-- Records follows --
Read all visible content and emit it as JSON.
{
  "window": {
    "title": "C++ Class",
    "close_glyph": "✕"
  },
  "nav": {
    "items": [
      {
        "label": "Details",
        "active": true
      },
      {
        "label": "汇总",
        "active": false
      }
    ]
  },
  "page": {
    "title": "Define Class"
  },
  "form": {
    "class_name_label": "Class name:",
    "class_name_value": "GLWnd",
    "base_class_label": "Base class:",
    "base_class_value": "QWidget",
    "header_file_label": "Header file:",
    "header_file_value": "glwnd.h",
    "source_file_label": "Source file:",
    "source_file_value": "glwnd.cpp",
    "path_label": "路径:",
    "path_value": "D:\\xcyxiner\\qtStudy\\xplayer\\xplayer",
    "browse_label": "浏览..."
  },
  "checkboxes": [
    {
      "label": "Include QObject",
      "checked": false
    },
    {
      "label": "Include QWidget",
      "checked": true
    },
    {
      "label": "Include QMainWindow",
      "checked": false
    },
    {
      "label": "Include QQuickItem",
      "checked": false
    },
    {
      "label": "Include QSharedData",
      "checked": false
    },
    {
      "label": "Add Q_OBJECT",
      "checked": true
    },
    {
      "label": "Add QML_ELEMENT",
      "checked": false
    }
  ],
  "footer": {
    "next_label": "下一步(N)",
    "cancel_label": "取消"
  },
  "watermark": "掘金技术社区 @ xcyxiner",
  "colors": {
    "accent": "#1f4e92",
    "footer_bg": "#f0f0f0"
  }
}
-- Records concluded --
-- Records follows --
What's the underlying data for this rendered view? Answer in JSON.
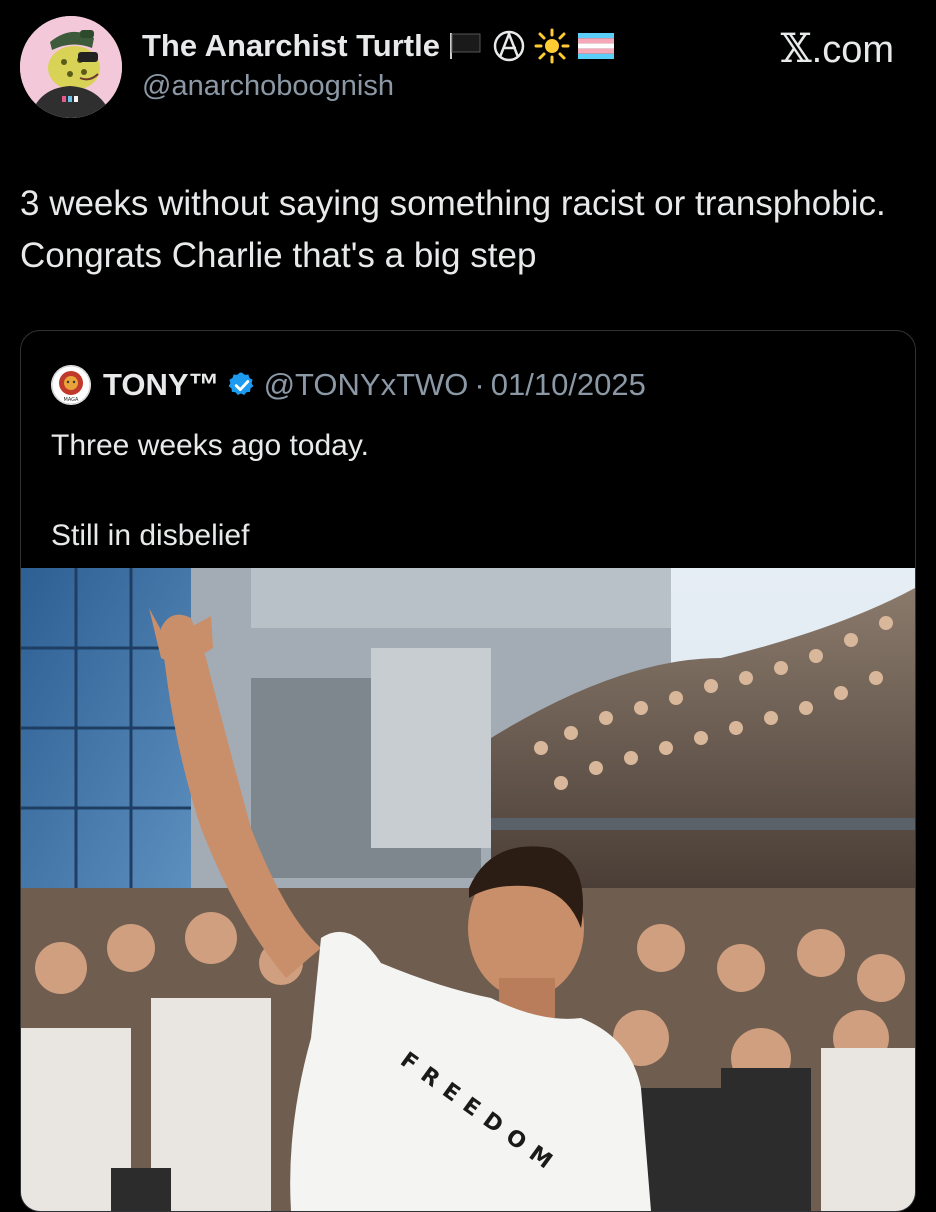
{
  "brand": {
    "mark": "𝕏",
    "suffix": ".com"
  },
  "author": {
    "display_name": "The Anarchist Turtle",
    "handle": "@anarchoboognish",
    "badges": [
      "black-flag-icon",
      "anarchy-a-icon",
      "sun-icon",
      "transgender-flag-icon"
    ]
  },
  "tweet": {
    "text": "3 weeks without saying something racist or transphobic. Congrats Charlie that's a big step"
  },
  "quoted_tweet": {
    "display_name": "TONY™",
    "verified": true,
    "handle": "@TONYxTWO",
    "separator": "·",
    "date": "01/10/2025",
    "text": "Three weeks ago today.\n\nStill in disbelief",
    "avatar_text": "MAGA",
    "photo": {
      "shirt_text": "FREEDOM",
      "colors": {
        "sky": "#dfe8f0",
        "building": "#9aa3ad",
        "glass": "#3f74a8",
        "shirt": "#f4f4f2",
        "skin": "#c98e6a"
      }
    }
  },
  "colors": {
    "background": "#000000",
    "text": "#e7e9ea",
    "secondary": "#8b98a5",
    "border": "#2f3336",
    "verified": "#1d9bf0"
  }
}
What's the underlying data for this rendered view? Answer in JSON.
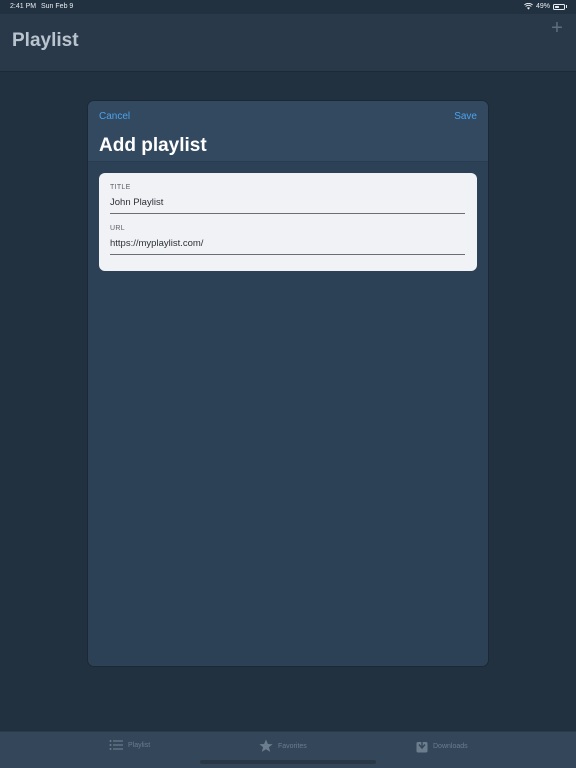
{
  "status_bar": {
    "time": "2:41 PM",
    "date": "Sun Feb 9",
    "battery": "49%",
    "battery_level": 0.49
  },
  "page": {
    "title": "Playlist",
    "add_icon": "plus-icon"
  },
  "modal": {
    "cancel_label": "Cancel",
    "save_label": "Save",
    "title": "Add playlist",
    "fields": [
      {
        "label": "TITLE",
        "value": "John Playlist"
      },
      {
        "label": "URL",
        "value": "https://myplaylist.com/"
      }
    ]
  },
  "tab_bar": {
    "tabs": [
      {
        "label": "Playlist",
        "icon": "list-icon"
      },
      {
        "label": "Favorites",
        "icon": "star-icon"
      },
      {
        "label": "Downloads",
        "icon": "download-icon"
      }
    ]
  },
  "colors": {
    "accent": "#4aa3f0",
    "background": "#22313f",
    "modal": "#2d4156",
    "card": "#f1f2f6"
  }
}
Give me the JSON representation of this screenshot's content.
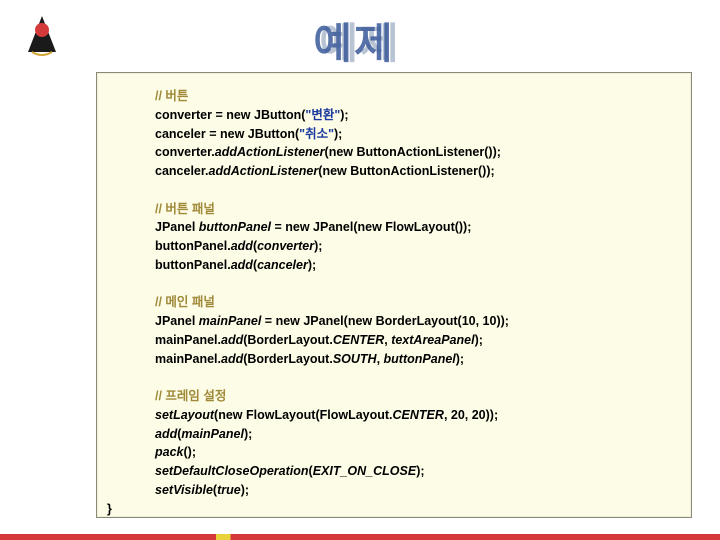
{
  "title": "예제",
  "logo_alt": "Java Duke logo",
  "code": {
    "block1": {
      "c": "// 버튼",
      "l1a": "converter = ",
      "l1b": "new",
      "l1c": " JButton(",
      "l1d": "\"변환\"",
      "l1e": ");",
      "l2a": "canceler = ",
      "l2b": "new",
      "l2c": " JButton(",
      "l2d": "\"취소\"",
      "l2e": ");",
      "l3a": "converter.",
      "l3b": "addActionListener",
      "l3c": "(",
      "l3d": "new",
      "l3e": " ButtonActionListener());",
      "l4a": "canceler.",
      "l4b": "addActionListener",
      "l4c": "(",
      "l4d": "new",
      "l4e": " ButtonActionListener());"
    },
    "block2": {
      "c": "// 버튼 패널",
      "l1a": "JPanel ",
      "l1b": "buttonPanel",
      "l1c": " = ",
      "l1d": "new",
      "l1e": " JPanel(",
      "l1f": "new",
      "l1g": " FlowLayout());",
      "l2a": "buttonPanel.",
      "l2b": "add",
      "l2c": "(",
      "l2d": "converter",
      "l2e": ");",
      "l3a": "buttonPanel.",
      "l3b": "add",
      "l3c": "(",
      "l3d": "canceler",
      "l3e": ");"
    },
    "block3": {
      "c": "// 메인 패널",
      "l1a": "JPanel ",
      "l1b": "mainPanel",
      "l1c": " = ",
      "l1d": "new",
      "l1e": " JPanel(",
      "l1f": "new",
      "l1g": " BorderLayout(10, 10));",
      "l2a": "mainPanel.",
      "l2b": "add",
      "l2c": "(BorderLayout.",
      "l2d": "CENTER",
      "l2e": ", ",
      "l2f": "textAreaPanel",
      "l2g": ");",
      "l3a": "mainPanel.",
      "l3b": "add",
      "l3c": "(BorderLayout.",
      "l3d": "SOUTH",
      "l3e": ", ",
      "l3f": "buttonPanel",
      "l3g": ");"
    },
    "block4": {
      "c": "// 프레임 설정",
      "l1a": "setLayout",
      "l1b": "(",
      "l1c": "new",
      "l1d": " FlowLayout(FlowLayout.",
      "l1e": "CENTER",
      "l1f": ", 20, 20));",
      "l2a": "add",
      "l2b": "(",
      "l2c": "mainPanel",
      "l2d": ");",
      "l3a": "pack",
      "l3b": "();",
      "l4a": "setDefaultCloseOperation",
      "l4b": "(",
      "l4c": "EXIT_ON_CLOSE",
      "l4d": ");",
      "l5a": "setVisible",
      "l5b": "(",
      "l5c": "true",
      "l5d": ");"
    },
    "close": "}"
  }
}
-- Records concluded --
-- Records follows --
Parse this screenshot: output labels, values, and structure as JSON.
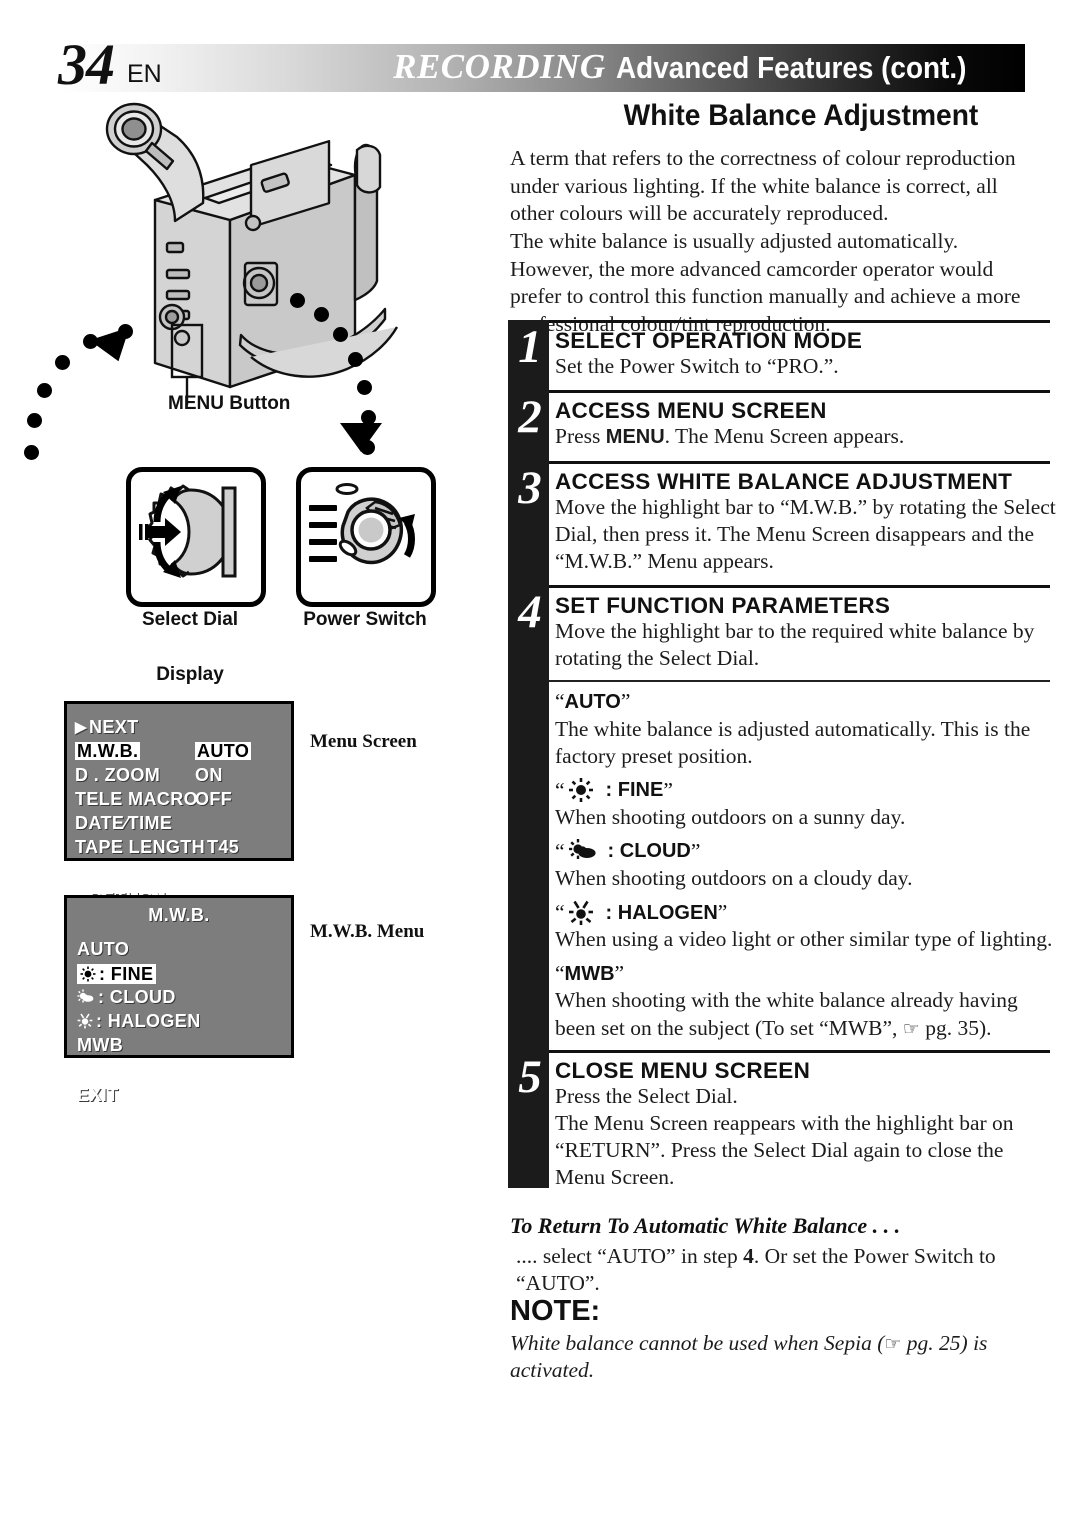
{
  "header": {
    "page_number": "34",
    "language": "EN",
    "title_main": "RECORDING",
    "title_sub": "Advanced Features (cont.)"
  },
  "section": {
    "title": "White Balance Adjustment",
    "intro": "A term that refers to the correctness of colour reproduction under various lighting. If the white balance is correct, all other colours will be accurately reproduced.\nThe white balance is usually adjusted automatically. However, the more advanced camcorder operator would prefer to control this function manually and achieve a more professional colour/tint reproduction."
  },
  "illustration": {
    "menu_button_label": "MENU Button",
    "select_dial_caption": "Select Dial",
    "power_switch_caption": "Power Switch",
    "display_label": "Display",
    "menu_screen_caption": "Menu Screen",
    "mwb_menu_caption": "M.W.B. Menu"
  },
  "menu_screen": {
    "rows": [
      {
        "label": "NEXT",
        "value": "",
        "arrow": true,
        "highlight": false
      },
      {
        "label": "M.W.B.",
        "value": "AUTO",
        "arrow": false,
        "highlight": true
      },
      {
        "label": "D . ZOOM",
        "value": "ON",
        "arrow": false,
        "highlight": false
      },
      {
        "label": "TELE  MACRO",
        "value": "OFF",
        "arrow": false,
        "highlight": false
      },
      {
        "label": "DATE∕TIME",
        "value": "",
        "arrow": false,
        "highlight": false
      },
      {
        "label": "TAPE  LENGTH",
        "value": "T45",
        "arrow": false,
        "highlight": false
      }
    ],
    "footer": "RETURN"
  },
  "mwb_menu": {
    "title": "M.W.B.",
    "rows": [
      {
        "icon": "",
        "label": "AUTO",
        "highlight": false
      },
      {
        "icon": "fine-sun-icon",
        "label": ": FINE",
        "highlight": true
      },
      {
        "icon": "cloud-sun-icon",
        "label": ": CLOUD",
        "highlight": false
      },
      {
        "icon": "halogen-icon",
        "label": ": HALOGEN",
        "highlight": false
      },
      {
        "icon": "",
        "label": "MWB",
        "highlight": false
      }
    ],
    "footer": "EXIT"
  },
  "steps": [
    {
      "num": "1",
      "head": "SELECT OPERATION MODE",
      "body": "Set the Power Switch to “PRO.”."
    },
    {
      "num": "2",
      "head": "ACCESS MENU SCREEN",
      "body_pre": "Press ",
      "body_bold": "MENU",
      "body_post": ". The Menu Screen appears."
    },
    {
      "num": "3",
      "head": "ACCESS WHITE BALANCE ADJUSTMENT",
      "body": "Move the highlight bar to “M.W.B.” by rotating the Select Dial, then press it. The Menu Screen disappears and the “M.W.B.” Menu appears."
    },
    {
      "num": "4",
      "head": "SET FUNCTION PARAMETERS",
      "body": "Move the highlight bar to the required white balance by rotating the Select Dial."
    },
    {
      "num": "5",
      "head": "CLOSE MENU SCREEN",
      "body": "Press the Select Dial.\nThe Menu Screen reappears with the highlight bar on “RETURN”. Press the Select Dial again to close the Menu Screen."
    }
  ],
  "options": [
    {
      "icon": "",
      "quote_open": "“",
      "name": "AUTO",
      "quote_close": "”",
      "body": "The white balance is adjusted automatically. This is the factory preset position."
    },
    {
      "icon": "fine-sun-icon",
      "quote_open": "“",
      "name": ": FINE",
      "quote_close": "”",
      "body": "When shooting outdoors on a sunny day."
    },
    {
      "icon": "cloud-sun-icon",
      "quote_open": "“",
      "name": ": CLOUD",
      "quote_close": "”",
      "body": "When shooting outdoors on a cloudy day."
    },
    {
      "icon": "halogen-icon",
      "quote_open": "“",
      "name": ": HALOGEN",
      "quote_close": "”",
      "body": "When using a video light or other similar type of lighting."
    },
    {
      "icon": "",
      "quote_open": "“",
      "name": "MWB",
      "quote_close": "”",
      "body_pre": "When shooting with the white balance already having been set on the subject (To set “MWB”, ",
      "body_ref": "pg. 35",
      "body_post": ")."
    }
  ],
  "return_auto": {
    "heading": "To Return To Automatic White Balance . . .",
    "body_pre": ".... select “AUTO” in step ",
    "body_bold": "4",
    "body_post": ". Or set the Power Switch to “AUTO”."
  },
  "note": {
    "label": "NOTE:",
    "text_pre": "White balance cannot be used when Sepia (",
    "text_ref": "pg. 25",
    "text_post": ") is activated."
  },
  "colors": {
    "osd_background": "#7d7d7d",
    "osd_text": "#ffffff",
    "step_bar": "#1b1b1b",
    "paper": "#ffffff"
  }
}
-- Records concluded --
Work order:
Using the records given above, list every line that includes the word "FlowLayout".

Completed task:
      "l1g": " FlowLayout());",
      "l1d": " FlowLayout(FlowLayout.",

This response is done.